[[ The data, beginning ]]

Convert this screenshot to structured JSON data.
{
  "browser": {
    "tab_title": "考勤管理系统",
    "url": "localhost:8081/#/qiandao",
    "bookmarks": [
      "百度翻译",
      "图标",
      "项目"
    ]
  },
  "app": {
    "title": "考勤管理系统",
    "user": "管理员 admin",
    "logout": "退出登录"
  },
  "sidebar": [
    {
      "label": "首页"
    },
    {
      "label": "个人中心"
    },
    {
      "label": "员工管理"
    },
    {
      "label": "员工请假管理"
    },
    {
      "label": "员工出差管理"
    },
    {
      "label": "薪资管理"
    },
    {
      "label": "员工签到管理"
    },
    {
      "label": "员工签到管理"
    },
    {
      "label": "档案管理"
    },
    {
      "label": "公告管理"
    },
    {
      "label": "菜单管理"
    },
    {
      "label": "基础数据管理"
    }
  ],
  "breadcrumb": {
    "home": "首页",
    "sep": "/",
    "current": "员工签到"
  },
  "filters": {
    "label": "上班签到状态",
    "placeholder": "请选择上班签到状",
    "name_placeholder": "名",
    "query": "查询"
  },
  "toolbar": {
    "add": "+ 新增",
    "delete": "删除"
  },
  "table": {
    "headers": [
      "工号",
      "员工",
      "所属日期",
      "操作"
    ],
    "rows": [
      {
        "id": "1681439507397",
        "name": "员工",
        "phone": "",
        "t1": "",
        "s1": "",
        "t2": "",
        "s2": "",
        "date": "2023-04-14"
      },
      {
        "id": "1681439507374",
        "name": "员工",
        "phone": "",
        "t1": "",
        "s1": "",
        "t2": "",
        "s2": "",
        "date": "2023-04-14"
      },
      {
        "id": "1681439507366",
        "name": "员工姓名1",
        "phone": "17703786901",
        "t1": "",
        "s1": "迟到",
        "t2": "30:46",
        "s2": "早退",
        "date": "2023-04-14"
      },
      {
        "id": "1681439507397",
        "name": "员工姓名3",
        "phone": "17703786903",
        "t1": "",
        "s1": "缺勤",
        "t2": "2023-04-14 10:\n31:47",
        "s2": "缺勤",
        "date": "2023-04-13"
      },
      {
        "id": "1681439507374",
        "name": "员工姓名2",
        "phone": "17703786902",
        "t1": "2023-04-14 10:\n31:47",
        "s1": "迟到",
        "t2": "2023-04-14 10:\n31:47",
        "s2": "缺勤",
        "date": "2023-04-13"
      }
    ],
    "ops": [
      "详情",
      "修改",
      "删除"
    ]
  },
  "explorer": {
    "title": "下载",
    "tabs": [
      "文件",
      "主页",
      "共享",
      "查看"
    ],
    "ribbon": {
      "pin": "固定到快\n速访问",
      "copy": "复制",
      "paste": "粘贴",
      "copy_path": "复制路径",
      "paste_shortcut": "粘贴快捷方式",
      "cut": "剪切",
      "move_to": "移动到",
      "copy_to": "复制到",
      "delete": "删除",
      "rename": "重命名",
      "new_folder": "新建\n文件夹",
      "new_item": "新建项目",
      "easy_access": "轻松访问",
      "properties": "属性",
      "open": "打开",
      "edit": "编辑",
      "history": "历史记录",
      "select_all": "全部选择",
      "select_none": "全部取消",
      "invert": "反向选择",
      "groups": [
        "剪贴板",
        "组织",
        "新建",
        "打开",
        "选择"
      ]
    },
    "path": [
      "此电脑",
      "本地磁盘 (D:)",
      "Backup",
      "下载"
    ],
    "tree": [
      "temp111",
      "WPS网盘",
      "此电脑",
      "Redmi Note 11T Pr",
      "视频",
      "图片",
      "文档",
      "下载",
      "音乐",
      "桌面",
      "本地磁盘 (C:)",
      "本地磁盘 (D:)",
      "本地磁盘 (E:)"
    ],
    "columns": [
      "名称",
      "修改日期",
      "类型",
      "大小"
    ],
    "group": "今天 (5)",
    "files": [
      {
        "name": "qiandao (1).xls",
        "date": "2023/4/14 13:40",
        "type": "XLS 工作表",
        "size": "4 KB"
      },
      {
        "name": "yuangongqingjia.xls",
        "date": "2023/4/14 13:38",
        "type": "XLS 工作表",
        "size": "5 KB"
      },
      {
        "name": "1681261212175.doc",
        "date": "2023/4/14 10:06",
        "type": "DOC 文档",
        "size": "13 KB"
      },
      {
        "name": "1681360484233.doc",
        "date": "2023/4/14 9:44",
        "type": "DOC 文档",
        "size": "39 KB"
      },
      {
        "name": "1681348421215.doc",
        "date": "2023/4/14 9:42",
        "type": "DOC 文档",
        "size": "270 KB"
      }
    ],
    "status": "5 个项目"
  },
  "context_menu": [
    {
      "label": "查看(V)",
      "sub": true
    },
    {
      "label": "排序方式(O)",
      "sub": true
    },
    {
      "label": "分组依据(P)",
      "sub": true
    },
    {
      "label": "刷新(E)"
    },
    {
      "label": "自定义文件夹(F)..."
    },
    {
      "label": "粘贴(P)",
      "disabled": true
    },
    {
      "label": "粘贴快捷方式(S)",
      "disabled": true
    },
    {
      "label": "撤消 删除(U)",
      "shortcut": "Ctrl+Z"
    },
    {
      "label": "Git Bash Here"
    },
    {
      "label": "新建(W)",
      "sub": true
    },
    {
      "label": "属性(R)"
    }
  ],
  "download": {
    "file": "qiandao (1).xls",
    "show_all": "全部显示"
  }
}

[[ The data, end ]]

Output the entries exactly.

> _Written response_
Convert this screenshot to structured JSON data.
{
  "browser": {
    "tab_title": "考勤管理系统",
    "url": "localhost:8081/#/qiandao",
    "bookmarks": [
      "百度翻译",
      "图标",
      "项目"
    ]
  },
  "app": {
    "title": "考勤管理系统",
    "user": "管理员 admin",
    "logout": "退出登录"
  },
  "sidebar": [
    {
      "label": "首页"
    },
    {
      "label": "个人中心"
    },
    {
      "label": "员工管理"
    },
    {
      "label": "员工请假管理"
    },
    {
      "label": "员工出差管理"
    },
    {
      "label": "薪资管理"
    },
    {
      "label": "员工签到管理"
    },
    {
      "label": "员工签到管理"
    },
    {
      "label": "档案管理"
    },
    {
      "label": "公告管理"
    },
    {
      "label": "菜单管理"
    },
    {
      "label": "基础数据管理"
    }
  ],
  "breadcrumb": {
    "home": "首页",
    "sep": "/",
    "current": "员工签到"
  },
  "filters": {
    "label": "上班签到状态",
    "placeholder": "请选择上班签到状",
    "name_placeholder": "名",
    "query": "查询"
  },
  "toolbar": {
    "add": "+ 新增",
    "delete": "删除"
  },
  "table": {
    "headers": [
      "工号",
      "员工",
      "所属日期",
      "操作"
    ],
    "rows": [
      {
        "id": "1681439507397",
        "name": "员工",
        "phone": "",
        "t1": "",
        "s1": "",
        "t2": "",
        "s2": "",
        "date": "2023-04-14"
      },
      {
        "id": "1681439507374",
        "name": "员工",
        "phone": "",
        "t1": "",
        "s1": "",
        "t2": "",
        "s2": "",
        "date": "2023-04-14"
      },
      {
        "id": "1681439507366",
        "name": "员工姓名1",
        "phone": "17703786901",
        "t1": "",
        "s1": "迟到",
        "t2": "30:46",
        "s2": "早退",
        "date": "2023-04-14"
      },
      {
        "id": "1681439507397",
        "name": "员工姓名3",
        "phone": "17703786903",
        "t1": "",
        "s1": "缺勤",
        "t2": "2023-04-14 10:\n31:47",
        "s2": "缺勤",
        "date": "2023-04-13"
      },
      {
        "id": "1681439507374",
        "name": "员工姓名2",
        "phone": "17703786902",
        "t1": "2023-04-14 10:\n31:47",
        "s1": "迟到",
        "t2": "2023-04-14 10:\n31:47",
        "s2": "缺勤",
        "date": "2023-04-13"
      }
    ],
    "ops": [
      "详情",
      "修改",
      "删除"
    ]
  },
  "explorer": {
    "title": "下载",
    "tabs": [
      "文件",
      "主页",
      "共享",
      "查看"
    ],
    "ribbon": {
      "pin": "固定到快\n速访问",
      "copy": "复制",
      "paste": "粘贴",
      "copy_path": "复制路径",
      "paste_shortcut": "粘贴快捷方式",
      "cut": "剪切",
      "move_to": "移动到",
      "copy_to": "复制到",
      "delete": "删除",
      "rename": "重命名",
      "new_folder": "新建\n文件夹",
      "new_item": "新建项目",
      "easy_access": "轻松访问",
      "properties": "属性",
      "open": "打开",
      "edit": "编辑",
      "history": "历史记录",
      "select_all": "全部选择",
      "select_none": "全部取消",
      "invert": "反向选择",
      "groups": [
        "剪贴板",
        "组织",
        "新建",
        "打开",
        "选择"
      ]
    },
    "path": [
      "此电脑",
      "本地磁盘 (D:)",
      "Backup",
      "下载"
    ],
    "tree": [
      "temp111",
      "WPS网盘",
      "此电脑",
      "Redmi Note 11T Pr",
      "视频",
      "图片",
      "文档",
      "下载",
      "音乐",
      "桌面",
      "本地磁盘 (C:)",
      "本地磁盘 (D:)",
      "本地磁盘 (E:)"
    ],
    "columns": [
      "名称",
      "修改日期",
      "类型",
      "大小"
    ],
    "group": "今天 (5)",
    "files": [
      {
        "name": "qiandao (1).xls",
        "date": "2023/4/14 13:40",
        "type": "XLS 工作表",
        "size": "4 KB"
      },
      {
        "name": "yuangongqingjia.xls",
        "date": "2023/4/14 13:38",
        "type": "XLS 工作表",
        "size": "5 KB"
      },
      {
        "name": "1681261212175.doc",
        "date": "2023/4/14 10:06",
        "type": "DOC 文档",
        "size": "13 KB"
      },
      {
        "name": "1681360484233.doc",
        "date": "2023/4/14 9:44",
        "type": "DOC 文档",
        "size": "39 KB"
      },
      {
        "name": "1681348421215.doc",
        "date": "2023/4/14 9:42",
        "type": "DOC 文档",
        "size": "270 KB"
      }
    ],
    "status": "5 个项目"
  },
  "context_menu": [
    {
      "label": "查看(V)",
      "sub": true
    },
    {
      "label": "排序方式(O)",
      "sub": true
    },
    {
      "label": "分组依据(P)",
      "sub": true
    },
    {
      "label": "刷新(E)"
    },
    {
      "label": "自定义文件夹(F)..."
    },
    {
      "label": "粘贴(P)",
      "disabled": true
    },
    {
      "label": "粘贴快捷方式(S)",
      "disabled": true
    },
    {
      "label": "撤消 删除(U)",
      "shortcut": "Ctrl+Z"
    },
    {
      "label": "Git Bash Here"
    },
    {
      "label": "新建(W)",
      "sub": true
    },
    {
      "label": "属性(R)"
    }
  ],
  "download": {
    "file": "qiandao (1).xls",
    "show_all": "全部显示"
  }
}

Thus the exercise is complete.